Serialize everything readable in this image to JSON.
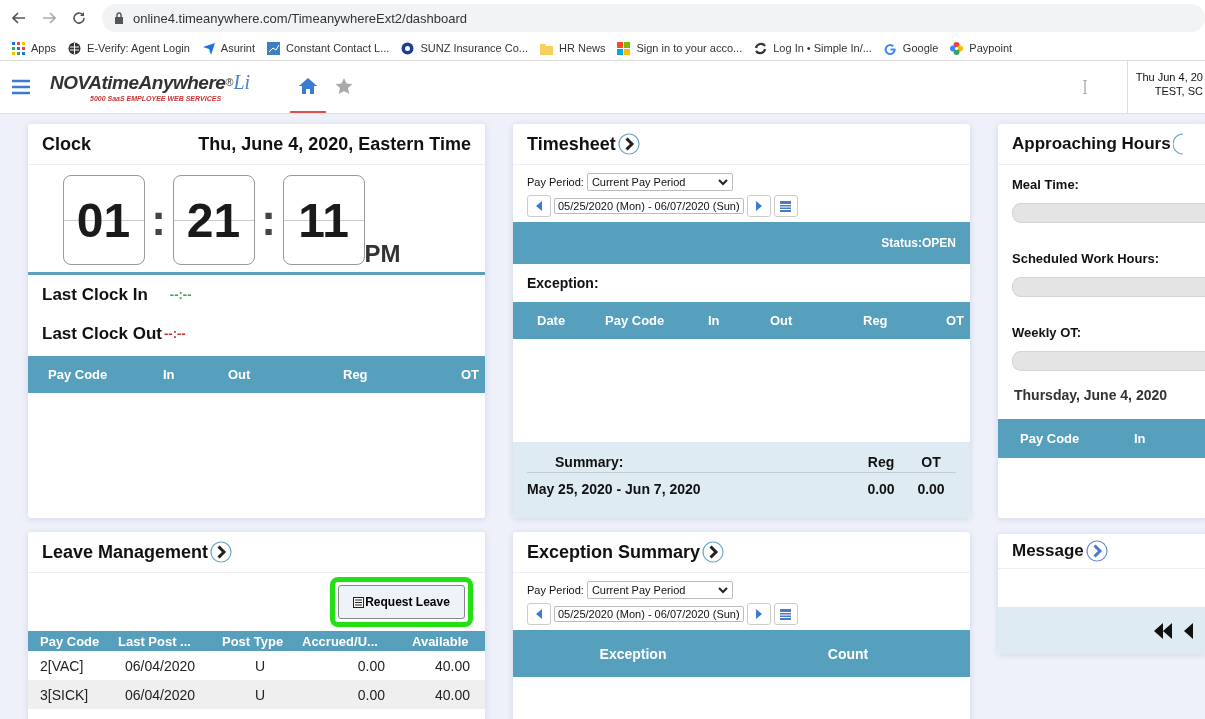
{
  "browser": {
    "url": "online4.timeanywhere.com/TimeanywhereExt2/dashboard",
    "bookmarks": [
      {
        "kind": "apps",
        "label": "Apps"
      },
      {
        "kind": "globe",
        "label": "E-Verify: Agent Login"
      },
      {
        "kind": "arrow",
        "label": "Asurint"
      },
      {
        "kind": "chart",
        "label": "Constant Contact  L..."
      },
      {
        "kind": "seal",
        "label": "SUNZ Insurance Co..."
      },
      {
        "kind": "folder",
        "label": "HR News"
      },
      {
        "kind": "windows",
        "label": "Sign in to your acco..."
      },
      {
        "kind": "sync",
        "label": "Log In • Simple In/..."
      },
      {
        "kind": "google",
        "label": "Google"
      },
      {
        "kind": "pinwheel",
        "label": "Paypoint"
      }
    ]
  },
  "app_header": {
    "logo_title": "NOVAtimeAnywhere",
    "logo_mark": "®",
    "logo_suffix": "Li",
    "logo_tagline": "5000 SaaS EMPLOYEE WEB SERVICES",
    "tabs": [
      {
        "kind": "home",
        "selected": true
      },
      {
        "kind": "star",
        "selected": false
      }
    ],
    "date": "Thu Jun 4, 20",
    "user": "TEST, SC"
  },
  "clock": {
    "title": "Clock",
    "date": "Thu, June 4, 2020, Eastern Time",
    "hours": "01",
    "minutes": "21",
    "seconds": "11",
    "separator_1": ":",
    "separator_2": ":",
    "ampm": "PM",
    "last_in": {
      "label": "Last Clock In",
      "value": "--:--"
    },
    "last_out": {
      "label": "Last Clock Out",
      "value": "--:--"
    },
    "columns": [
      "Pay Code",
      "In",
      "Out",
      "Reg",
      "OT"
    ]
  },
  "timesheet": {
    "title": "Timesheet",
    "pay_period_label": "Pay Period:",
    "pay_period": "Current Pay Period",
    "date_range": "05/25/2020 (Mon) - 06/07/2020 (Sun)",
    "status": "Status:OPEN",
    "exception_label": "Exception:",
    "columns": [
      "Date",
      "Pay Code",
      "In",
      "Out",
      "Reg",
      "OT"
    ],
    "summary": {
      "label": "Summary:",
      "reg_label": "Reg",
      "ot_label": "OT",
      "range": "May 25, 2020 - Jun 7, 2020",
      "reg": "0.00",
      "ot": "0.00"
    }
  },
  "approaching_hours": {
    "title": "Approaching Hours",
    "meters": [
      {
        "label": "Meal Time:",
        "level": 0
      },
      {
        "label": "Scheduled Work Hours:",
        "level": 0
      },
      {
        "label": "Weekly OT:",
        "level": 0
      }
    ],
    "date": "Thursday, June 4, 2020",
    "columns": [
      "Pay Code",
      "In"
    ]
  },
  "leave_management": {
    "title": "Leave Management",
    "request_button": {
      "label": "Request Leave",
      "highlighted": true
    },
    "columns": [
      "Pay Code",
      "Last Post ...",
      "Post Type",
      "Accrued/U...",
      "Available"
    ],
    "rows": [
      [
        "2[VAC]",
        "06/04/2020",
        "U",
        "0.00",
        "40.00"
      ],
      [
        "3[SICK]",
        "06/04/2020",
        "U",
        "0.00",
        "40.00"
      ]
    ]
  },
  "exception_summary": {
    "title": "Exception Summary",
    "pay_period_label": "Pay Period:",
    "pay_period": "Current Pay Period",
    "date_range": "05/25/2020 (Mon) - 06/07/2020 (Sun)",
    "columns": [
      "Exception",
      "Count"
    ]
  },
  "message": {
    "title": "Message"
  }
}
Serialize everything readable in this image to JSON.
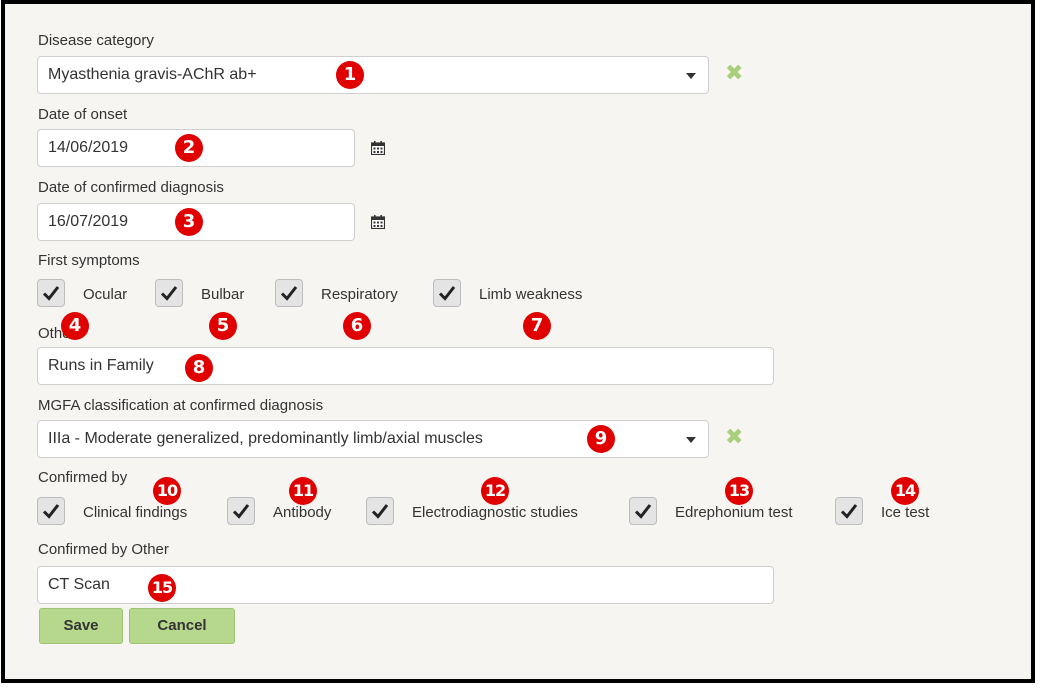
{
  "disease_category": {
    "label": "Disease category",
    "value": "Myasthenia gravis-AChR ab+",
    "clear_icon": "x-icon"
  },
  "date_onset": {
    "label": "Date of onset",
    "value": "14/06/2019",
    "icon": "calendar-icon"
  },
  "date_confirmed": {
    "label": "Date of confirmed diagnosis",
    "value": "16/07/2019",
    "icon": "calendar-icon"
  },
  "first_symptoms": {
    "label": "First symptoms",
    "options": [
      {
        "label": "Ocular",
        "checked": true
      },
      {
        "label": "Bulbar",
        "checked": true
      },
      {
        "label": "Respiratory",
        "checked": true
      },
      {
        "label": "Limb weakness",
        "checked": true
      }
    ]
  },
  "other": {
    "label": "Other",
    "value": "Runs in Family"
  },
  "mgfa": {
    "label": "MGFA classification at confirmed diagnosis",
    "value": "IIIa - Moderate generalized, predominantly limb/axial muscles"
  },
  "confirmed_by": {
    "label": "Confirmed by",
    "options": [
      {
        "label": "Clinical findings",
        "checked": true
      },
      {
        "label": "Antibody",
        "checked": true
      },
      {
        "label": "Electrodiagnostic studies",
        "checked": true
      },
      {
        "label": "Edrephonium test",
        "checked": true
      },
      {
        "label": "Ice test",
        "checked": true
      }
    ]
  },
  "confirmed_by_other": {
    "label": "Confirmed by Other",
    "value": "CT Scan"
  },
  "buttons": {
    "save": "Save",
    "cancel": "Cancel"
  },
  "annotations": [
    "1",
    "2",
    "3",
    "4",
    "5",
    "6",
    "7",
    "8",
    "9",
    "10",
    "11",
    "12",
    "13",
    "14",
    "15"
  ],
  "colors": {
    "panel_bg": "#f6f5f1",
    "button_green": "#b5d88d",
    "clear_x_green": "#a9cf7a",
    "badge_red": "#e00000"
  }
}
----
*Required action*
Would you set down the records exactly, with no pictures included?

*Exercise output*
Serialize everything readable in this image to JSON.
{
  "browser": {
    "url": "online4.timeanywhere.com/TimeanywhereExt2/dashboard",
    "bookmarks": [
      {
        "kind": "apps",
        "label": "Apps"
      },
      {
        "kind": "globe",
        "label": "E-Verify: Agent Login"
      },
      {
        "kind": "arrow",
        "label": "Asurint"
      },
      {
        "kind": "chart",
        "label": "Constant Contact  L..."
      },
      {
        "kind": "seal",
        "label": "SUNZ Insurance Co..."
      },
      {
        "kind": "folder",
        "label": "HR News"
      },
      {
        "kind": "windows",
        "label": "Sign in to your acco..."
      },
      {
        "kind": "sync",
        "label": "Log In • Simple In/..."
      },
      {
        "kind": "google",
        "label": "Google"
      },
      {
        "kind": "pinwheel",
        "label": "Paypoint"
      }
    ]
  },
  "app_header": {
    "logo_title": "NOVAtimeAnywhere",
    "logo_mark": "®",
    "logo_suffix": "Li",
    "logo_tagline": "5000 SaaS EMPLOYEE WEB SERVICES",
    "tabs": [
      {
        "kind": "home",
        "selected": true
      },
      {
        "kind": "star",
        "selected": false
      }
    ],
    "date": "Thu Jun 4, 20",
    "user": "TEST, SC"
  },
  "clock": {
    "title": "Clock",
    "date": "Thu, June 4, 2020, Eastern Time",
    "hours": "01",
    "minutes": "21",
    "seconds": "11",
    "separator_1": ":",
    "separator_2": ":",
    "ampm": "PM",
    "last_in": {
      "label": "Last Clock In",
      "value": "--:--"
    },
    "last_out": {
      "label": "Last Clock Out",
      "value": "--:--"
    },
    "columns": [
      "Pay Code",
      "In",
      "Out",
      "Reg",
      "OT"
    ]
  },
  "timesheet": {
    "title": "Timesheet",
    "pay_period_label": "Pay Period:",
    "pay_period": "Current Pay Period",
    "date_range": "05/25/2020 (Mon) - 06/07/2020 (Sun)",
    "status": "Status:OPEN",
    "exception_label": "Exception:",
    "columns": [
      "Date",
      "Pay Code",
      "In",
      "Out",
      "Reg",
      "OT"
    ],
    "summary": {
      "label": "Summary:",
      "reg_label": "Reg",
      "ot_label": "OT",
      "range": "May 25, 2020 - Jun 7, 2020",
      "reg": "0.00",
      "ot": "0.00"
    }
  },
  "approaching_hours": {
    "title": "Approaching Hours",
    "meters": [
      {
        "label": "Meal Time:",
        "level": 0
      },
      {
        "label": "Scheduled Work Hours:",
        "level": 0
      },
      {
        "label": "Weekly OT:",
        "level": 0
      }
    ],
    "date": "Thursday, June 4, 2020",
    "columns": [
      "Pay Code",
      "In"
    ]
  },
  "leave_management": {
    "title": "Leave Management",
    "request_button": {
      "label": "Request Leave",
      "highlighted": true
    },
    "columns": [
      "Pay Code",
      "Last Post ...",
      "Post Type",
      "Accrued/U...",
      "Available"
    ],
    "rows": [
      [
        "2[VAC]",
        "06/04/2020",
        "U",
        "0.00",
        "40.00"
      ],
      [
        "3[SICK]",
        "06/04/2020",
        "U",
        "0.00",
        "40.00"
      ]
    ]
  },
  "exception_summary": {
    "title": "Exception Summary",
    "pay_period_label": "Pay Period:",
    "pay_period": "Current Pay Period",
    "date_range": "05/25/2020 (Mon) - 06/07/2020 (Sun)",
    "columns": [
      "Exception",
      "Count"
    ]
  },
  "message": {
    "title": "Message"
  }
}
Serialize everything readable in this image to JSON.
{
  "disease_category": {
    "label": "Disease category",
    "value": "Myasthenia gravis-AChR ab+",
    "clear_icon": "x-icon"
  },
  "date_onset": {
    "label": "Date of onset",
    "value": "14/06/2019",
    "icon": "calendar-icon"
  },
  "date_confirmed": {
    "label": "Date of confirmed diagnosis",
    "value": "16/07/2019",
    "icon": "calendar-icon"
  },
  "first_symptoms": {
    "label": "First symptoms",
    "options": [
      {
        "label": "Ocular",
        "checked": true
      },
      {
        "label": "Bulbar",
        "checked": true
      },
      {
        "label": "Respiratory",
        "checked": true
      },
      {
        "label": "Limb weakness",
        "checked": true
      }
    ]
  },
  "other": {
    "label": "Other",
    "value": "Runs in Family"
  },
  "mgfa": {
    "label": "MGFA classification at confirmed diagnosis",
    "value": "IIIa - Moderate generalized, predominantly limb/axial muscles"
  },
  "confirmed_by": {
    "label": "Confirmed by",
    "options": [
      {
        "label": "Clinical findings",
        "checked": true
      },
      {
        "label": "Antibody",
        "checked": true
      },
      {
        "label": "Electrodiagnostic studies",
        "checked": true
      },
      {
        "label": "Edrephonium test",
        "checked": true
      },
      {
        "label": "Ice test",
        "checked": true
      }
    ]
  },
  "confirmed_by_other": {
    "label": "Confirmed by Other",
    "value": "CT Scan"
  },
  "buttons": {
    "save": "Save",
    "cancel": "Cancel"
  },
  "annotations": [
    "1",
    "2",
    "3",
    "4",
    "5",
    "6",
    "7",
    "8",
    "9",
    "10",
    "11",
    "12",
    "13",
    "14",
    "15"
  ],
  "colors": {
    "panel_bg": "#f6f5f1",
    "button_green": "#b5d88d",
    "clear_x_green": "#a9cf7a",
    "badge_red": "#e00000"
  }
}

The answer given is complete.